I even offered to buy a new ticket, so the name would match, we spent at least an hour trying to work around the problem—no go. So the elder, with the wrong name, boarded the flight to Mbuji Mayi, but his baggage is locked up in a room here in Lubumbashi. And I’m sure that at some point we will have to pay to get the luggage back out…
We have a man at the airport named Tom that works for us when we travel. Prior to anyone going to the airport we text Tom with info about when and how many people are coming (or arriving), and he shepherds them through the airport maze. We try to pay him well for his service, as no one could get through without him! He, in turn has to pay-off people in the airport to get everything through on time and without a hassle—which is part of the reason why this week has been so odd. Usually, with help, we eventually work around the problems. But lately the airlines have just been a nightmare. Every time you go to the airport the rules are different, the physical set-up is different (you never know where to start first, as they move their desks, tables, and counters around!). All the more reason why we have to have help getting through!
In the States, all the missionaries travel to a local stake center, exchange companions, and then go back to their areas. Easy as pie, and takes one day. Here, the first missionaries in Lusuku began traveling more than a week ago, and we are still moving missionaries! The last missionaries should hit back in Lusuku perhaps Wednesday—about 12 days after we started. That doesn’t count the full week of planning before they even begin their movement! And we get to do it all again in just over three weeks!
Terri and I hope to get some rest this week. The President and Sister McMullin and the two senior sister missionaries will be traveling to South Africa this week, leaving Terri and I ‘home alone.’ Our first act is to close the office on Monday (with the President’s permission, of course). We have been going every day for two weeks. Even today, Sunday, we have three trips to the airport, starting at 5:30 am! Ahhh, the day of rest…
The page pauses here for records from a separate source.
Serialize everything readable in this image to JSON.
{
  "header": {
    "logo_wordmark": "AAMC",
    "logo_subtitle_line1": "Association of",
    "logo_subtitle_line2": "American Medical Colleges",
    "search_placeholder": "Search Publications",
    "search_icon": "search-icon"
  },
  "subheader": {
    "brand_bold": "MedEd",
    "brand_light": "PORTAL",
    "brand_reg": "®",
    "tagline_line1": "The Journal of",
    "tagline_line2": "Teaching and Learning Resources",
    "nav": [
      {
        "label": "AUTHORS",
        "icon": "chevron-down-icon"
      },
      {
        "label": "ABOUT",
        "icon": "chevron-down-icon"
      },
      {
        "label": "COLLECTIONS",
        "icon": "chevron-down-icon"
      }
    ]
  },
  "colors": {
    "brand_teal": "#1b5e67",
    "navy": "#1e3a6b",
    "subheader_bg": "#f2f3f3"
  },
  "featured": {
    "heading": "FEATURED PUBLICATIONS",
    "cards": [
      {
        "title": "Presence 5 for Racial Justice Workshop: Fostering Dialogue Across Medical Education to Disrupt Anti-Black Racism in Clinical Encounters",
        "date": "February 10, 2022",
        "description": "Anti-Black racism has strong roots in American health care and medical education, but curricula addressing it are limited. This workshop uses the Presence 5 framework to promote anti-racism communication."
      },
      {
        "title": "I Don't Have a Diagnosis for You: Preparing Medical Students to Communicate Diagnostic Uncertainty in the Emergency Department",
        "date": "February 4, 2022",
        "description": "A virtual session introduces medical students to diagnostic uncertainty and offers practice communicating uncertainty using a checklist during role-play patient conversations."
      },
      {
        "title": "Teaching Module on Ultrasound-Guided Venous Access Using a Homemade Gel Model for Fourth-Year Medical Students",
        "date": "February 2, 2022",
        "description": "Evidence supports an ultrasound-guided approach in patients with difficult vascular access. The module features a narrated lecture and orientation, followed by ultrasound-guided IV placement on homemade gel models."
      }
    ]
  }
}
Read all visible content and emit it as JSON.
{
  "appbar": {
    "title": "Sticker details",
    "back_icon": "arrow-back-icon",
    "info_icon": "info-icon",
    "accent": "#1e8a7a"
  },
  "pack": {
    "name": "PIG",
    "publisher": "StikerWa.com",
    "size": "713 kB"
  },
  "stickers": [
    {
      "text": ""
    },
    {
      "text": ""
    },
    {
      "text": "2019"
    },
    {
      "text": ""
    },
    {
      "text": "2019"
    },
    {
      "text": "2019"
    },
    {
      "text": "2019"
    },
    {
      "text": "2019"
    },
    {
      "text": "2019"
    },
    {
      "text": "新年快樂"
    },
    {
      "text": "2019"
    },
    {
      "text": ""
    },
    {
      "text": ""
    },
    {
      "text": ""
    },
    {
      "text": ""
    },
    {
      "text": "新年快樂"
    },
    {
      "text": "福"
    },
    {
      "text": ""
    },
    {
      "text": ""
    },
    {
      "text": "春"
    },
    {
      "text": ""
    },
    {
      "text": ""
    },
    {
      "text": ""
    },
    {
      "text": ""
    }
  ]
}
We still have a local couple staying here for medical treatment that we are taking care of, and, of course, our work does not end until we ensure all the elders (and their luggage) get to their new areas. In one week we have a new local couple starting a mission. They will stay in the Wright’s old apartment until they get their bearings, then they get shipped up north somewhere. Then in two weeks another couple, the Davis’s, arrive. They are the new humanitarian couple. They will be staying in a new home we have in the same compound as the Wright’s apartment. They will probably stay that home for their whole mission.
In addition, the McMullins must begin to prepare to turn over the mission to the new mission president in two months—most of the time they will be on the road traveling to Zone Conferences. They will have ONE DAY with the new mission president… They leave one day after the new president arrives.
Well, that’s it for now.